- Opening Delimiter -

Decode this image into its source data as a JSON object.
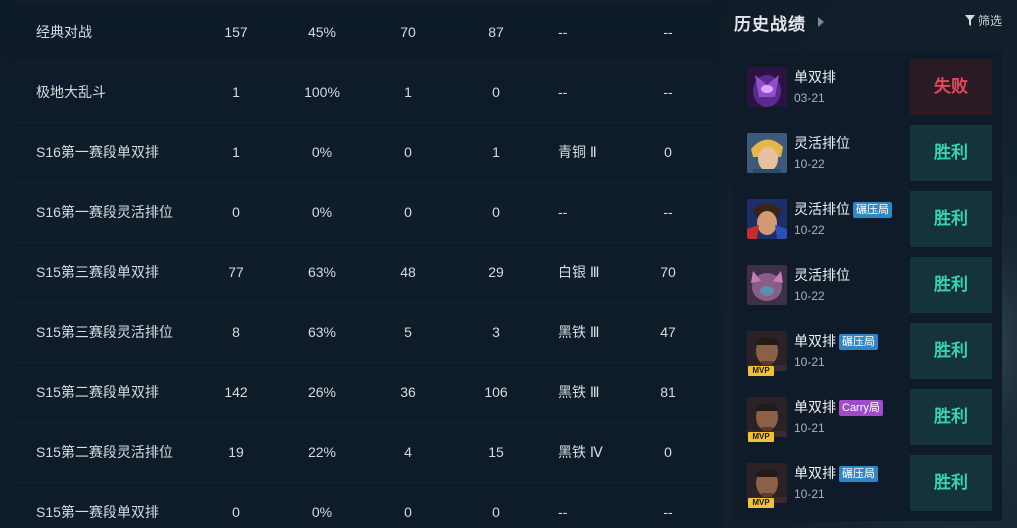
{
  "stats_table": {
    "rows": [
      {
        "mode": "经典对战",
        "total": "157",
        "win_rate": "45%",
        "wins": "70",
        "losses": "87",
        "rank": "--",
        "lp": "--"
      },
      {
        "mode": "极地大乱斗",
        "total": "1",
        "win_rate": "100%",
        "wins": "1",
        "losses": "0",
        "rank": "--",
        "lp": "--"
      },
      {
        "mode": "S16第一赛段单双排",
        "total": "1",
        "win_rate": "0%",
        "wins": "0",
        "losses": "1",
        "rank": "青铜 Ⅱ",
        "lp": "0"
      },
      {
        "mode": "S16第一赛段灵活排位",
        "total": "0",
        "win_rate": "0%",
        "wins": "0",
        "losses": "0",
        "rank": "--",
        "lp": "--"
      },
      {
        "mode": "S15第三赛段单双排",
        "total": "77",
        "win_rate": "63%",
        "wins": "48",
        "losses": "29",
        "rank": "白银 Ⅲ",
        "lp": "70"
      },
      {
        "mode": "S15第三赛段灵活排位",
        "total": "8",
        "win_rate": "63%",
        "wins": "5",
        "losses": "3",
        "rank": "黑铁 Ⅲ",
        "lp": "47"
      },
      {
        "mode": "S15第二赛段单双排",
        "total": "142",
        "win_rate": "26%",
        "wins": "36",
        "losses": "106",
        "rank": "黑铁 Ⅲ",
        "lp": "81"
      },
      {
        "mode": "S15第二赛段灵活排位",
        "total": "19",
        "win_rate": "22%",
        "wins": "4",
        "losses": "15",
        "rank": "黑铁 Ⅳ",
        "lp": "0"
      },
      {
        "mode": "S15第一赛段单双排",
        "total": "0",
        "win_rate": "0%",
        "wins": "0",
        "losses": "0",
        "rank": "--",
        "lp": "--"
      }
    ]
  },
  "history": {
    "title": "历史战绩",
    "filter_label": "筛选",
    "matches": [
      {
        "mode": "单双排",
        "date": "03-21",
        "badge": "",
        "result": "失败",
        "outcome": "lose",
        "mvp": false,
        "champion_icon": "purple-assassin-portrait"
      },
      {
        "mode": "灵活排位",
        "date": "10-22",
        "badge": "",
        "result": "胜利",
        "outcome": "win",
        "mvp": false,
        "champion_icon": "blonde-hero-portrait"
      },
      {
        "mode": "灵活排位",
        "date": "10-22",
        "badge": "碾压局",
        "result": "胜利",
        "outcome": "win",
        "mvp": false,
        "champion_icon": "red-blue-fighter-portrait"
      },
      {
        "mode": "灵活排位",
        "date": "10-22",
        "badge": "",
        "result": "胜利",
        "outcome": "win",
        "mvp": false,
        "champion_icon": "pink-creature-portrait"
      },
      {
        "mode": "单双排",
        "date": "10-21",
        "badge": "碾压局",
        "result": "胜利",
        "outcome": "win",
        "mvp": true,
        "champion_icon": "dark-warrior-portrait"
      },
      {
        "mode": "单双排",
        "date": "10-21",
        "badge": "Carry局",
        "result": "胜利",
        "outcome": "win",
        "mvp": true,
        "champion_icon": "dark-warrior-portrait"
      },
      {
        "mode": "单双排",
        "date": "10-21",
        "badge": "碾压局",
        "result": "胜利",
        "outcome": "win",
        "mvp": true,
        "champion_icon": "dark-warrior-portrait"
      }
    ],
    "mvp_label": "MVP"
  }
}
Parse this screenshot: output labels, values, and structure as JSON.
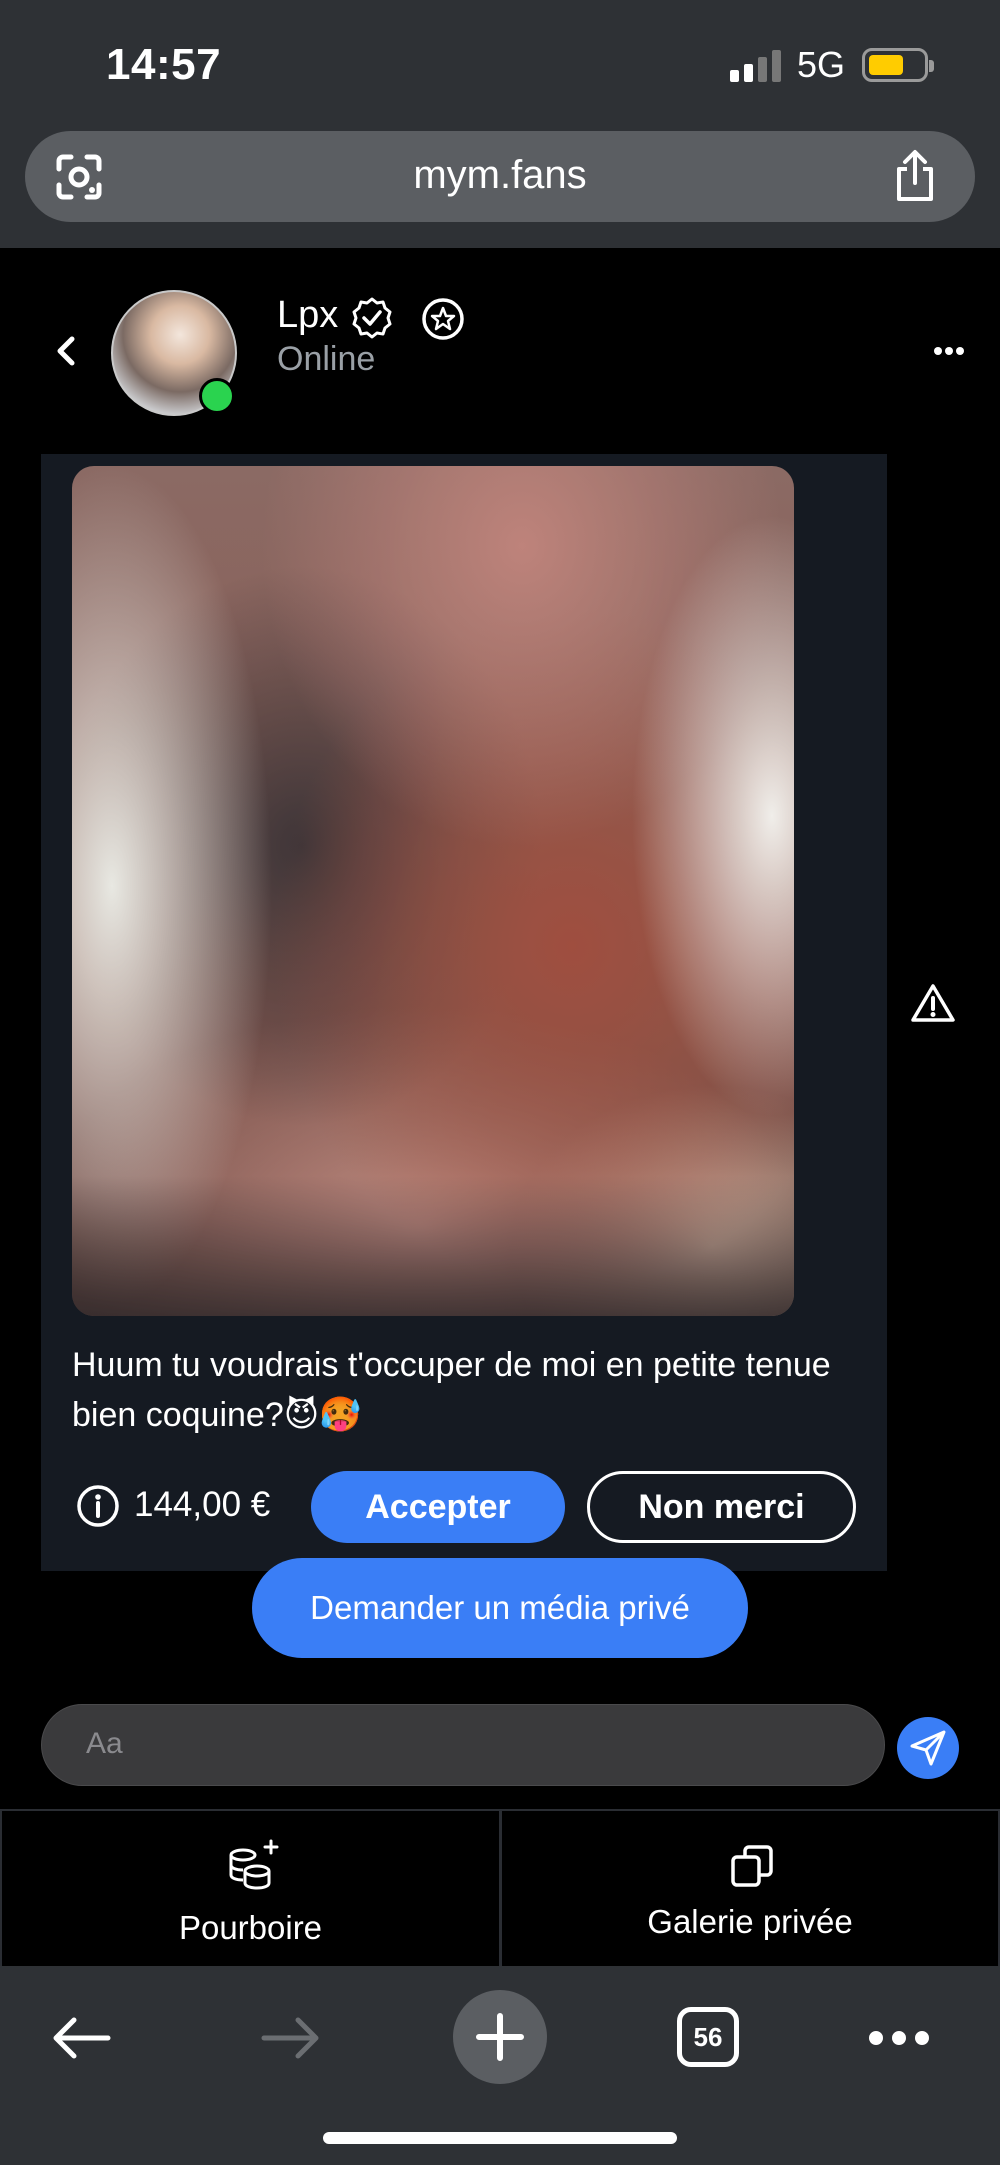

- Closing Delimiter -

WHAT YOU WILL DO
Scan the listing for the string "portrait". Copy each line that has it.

COMPLETED EXERCISE
        "champion_icon": "purple-assassin-portrait"
        "champion_icon": "blonde-hero-portrait"
        "champion_icon": "red-blue-fighter-portrait"
        "champion_icon": "pink-creature-portrait"
        "champion_icon": "dark-warrior-portrait"
        "champion_icon": "dark-warrior-portrait"
        "champion_icon": "dark-warrior-portrait"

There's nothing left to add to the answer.